**What the task asks**
For the records that follow, work out how many lines include "Multi" and give only that count.

================

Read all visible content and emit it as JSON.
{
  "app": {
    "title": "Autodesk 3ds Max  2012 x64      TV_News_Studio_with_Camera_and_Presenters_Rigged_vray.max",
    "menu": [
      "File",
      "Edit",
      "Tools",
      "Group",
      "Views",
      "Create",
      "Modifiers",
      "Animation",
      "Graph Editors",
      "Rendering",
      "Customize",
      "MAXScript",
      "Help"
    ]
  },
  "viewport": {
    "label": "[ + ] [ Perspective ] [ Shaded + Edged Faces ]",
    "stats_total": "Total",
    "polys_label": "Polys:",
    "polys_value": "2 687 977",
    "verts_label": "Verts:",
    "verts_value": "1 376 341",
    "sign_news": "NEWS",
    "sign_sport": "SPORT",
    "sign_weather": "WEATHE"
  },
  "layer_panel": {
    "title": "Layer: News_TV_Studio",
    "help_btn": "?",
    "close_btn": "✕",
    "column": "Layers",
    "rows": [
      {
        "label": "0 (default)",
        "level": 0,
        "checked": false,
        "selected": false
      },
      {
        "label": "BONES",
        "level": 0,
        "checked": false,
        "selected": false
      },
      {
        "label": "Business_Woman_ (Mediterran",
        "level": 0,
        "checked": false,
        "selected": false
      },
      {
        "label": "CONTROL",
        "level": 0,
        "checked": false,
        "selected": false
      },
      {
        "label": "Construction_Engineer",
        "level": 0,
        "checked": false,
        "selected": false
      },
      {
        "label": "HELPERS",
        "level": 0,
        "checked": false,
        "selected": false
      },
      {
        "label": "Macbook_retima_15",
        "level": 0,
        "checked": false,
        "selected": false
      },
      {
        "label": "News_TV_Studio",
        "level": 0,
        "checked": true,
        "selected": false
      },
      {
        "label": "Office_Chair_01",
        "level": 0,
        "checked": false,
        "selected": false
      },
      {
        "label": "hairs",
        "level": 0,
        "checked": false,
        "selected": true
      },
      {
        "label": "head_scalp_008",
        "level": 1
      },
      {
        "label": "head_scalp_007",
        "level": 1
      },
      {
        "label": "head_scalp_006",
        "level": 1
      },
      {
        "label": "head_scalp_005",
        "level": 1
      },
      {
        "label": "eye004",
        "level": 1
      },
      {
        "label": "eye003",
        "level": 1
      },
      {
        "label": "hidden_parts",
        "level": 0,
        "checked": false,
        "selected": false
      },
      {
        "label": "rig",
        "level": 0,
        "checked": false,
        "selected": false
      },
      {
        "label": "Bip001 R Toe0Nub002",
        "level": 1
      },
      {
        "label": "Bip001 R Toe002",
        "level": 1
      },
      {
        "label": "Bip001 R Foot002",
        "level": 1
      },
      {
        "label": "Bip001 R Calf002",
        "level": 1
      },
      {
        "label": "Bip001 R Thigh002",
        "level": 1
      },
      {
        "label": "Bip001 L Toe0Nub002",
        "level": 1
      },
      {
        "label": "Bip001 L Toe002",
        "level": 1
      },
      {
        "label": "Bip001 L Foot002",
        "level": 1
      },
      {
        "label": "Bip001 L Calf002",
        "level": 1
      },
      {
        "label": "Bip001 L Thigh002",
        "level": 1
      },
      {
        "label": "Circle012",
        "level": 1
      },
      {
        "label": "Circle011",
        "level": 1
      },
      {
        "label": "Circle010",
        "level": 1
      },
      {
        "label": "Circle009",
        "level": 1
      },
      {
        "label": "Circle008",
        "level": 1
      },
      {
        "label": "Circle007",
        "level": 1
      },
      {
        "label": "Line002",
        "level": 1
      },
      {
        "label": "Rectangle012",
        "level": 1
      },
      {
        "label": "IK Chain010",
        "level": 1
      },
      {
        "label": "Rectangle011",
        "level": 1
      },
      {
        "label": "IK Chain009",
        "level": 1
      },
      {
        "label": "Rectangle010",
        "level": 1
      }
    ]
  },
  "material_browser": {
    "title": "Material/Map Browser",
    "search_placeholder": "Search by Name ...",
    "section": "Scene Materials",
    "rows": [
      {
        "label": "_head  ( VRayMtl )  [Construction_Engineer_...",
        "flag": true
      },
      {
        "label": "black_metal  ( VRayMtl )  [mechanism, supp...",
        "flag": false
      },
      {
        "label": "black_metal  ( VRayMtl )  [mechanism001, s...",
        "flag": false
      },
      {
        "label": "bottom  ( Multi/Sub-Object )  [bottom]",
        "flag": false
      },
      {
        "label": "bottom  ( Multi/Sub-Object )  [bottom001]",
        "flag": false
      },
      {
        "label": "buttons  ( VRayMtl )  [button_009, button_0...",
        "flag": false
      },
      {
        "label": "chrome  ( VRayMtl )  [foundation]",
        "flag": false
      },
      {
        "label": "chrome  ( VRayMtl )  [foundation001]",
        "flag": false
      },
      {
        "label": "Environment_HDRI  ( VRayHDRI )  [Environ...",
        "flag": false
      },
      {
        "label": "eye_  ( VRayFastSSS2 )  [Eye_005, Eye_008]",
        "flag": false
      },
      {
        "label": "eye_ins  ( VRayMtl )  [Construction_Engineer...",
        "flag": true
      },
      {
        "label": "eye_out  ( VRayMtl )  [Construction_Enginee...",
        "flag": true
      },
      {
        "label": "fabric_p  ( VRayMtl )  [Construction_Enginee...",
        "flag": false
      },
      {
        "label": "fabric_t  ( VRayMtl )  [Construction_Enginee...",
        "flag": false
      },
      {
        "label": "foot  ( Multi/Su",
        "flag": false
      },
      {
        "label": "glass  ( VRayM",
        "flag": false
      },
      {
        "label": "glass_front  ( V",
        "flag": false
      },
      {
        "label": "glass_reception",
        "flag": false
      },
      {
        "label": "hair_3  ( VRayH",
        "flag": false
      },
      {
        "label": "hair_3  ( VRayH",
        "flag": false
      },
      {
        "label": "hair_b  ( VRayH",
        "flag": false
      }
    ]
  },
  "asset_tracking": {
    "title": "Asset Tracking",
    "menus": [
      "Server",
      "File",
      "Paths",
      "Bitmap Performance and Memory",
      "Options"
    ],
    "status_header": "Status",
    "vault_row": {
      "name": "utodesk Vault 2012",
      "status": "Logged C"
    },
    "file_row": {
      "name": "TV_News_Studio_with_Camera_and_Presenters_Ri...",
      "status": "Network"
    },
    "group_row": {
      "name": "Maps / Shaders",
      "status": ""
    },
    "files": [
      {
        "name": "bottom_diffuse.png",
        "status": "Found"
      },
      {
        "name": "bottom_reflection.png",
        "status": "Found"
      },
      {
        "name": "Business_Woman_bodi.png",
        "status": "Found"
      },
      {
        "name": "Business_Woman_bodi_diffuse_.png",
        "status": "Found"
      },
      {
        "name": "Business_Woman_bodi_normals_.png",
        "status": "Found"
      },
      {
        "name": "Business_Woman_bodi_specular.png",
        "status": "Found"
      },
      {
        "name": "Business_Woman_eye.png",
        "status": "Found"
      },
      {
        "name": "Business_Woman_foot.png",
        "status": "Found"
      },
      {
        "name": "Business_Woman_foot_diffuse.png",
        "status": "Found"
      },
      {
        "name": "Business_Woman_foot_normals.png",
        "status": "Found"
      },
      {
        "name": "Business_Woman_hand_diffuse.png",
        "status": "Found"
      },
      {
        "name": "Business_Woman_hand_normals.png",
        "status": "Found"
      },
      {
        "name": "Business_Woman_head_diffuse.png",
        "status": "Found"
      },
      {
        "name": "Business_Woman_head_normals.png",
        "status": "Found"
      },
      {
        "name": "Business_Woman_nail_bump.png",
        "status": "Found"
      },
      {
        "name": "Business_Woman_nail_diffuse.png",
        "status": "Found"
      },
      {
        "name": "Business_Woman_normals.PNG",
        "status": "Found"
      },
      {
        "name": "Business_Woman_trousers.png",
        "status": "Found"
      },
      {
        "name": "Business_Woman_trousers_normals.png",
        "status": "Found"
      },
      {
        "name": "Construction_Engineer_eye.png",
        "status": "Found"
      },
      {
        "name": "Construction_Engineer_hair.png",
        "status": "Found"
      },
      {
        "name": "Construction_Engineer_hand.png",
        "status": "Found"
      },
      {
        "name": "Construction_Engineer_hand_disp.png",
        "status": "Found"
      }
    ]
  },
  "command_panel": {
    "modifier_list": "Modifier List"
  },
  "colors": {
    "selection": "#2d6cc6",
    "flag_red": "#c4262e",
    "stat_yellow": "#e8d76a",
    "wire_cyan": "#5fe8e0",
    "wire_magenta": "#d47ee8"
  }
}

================

**Exercise answer**
3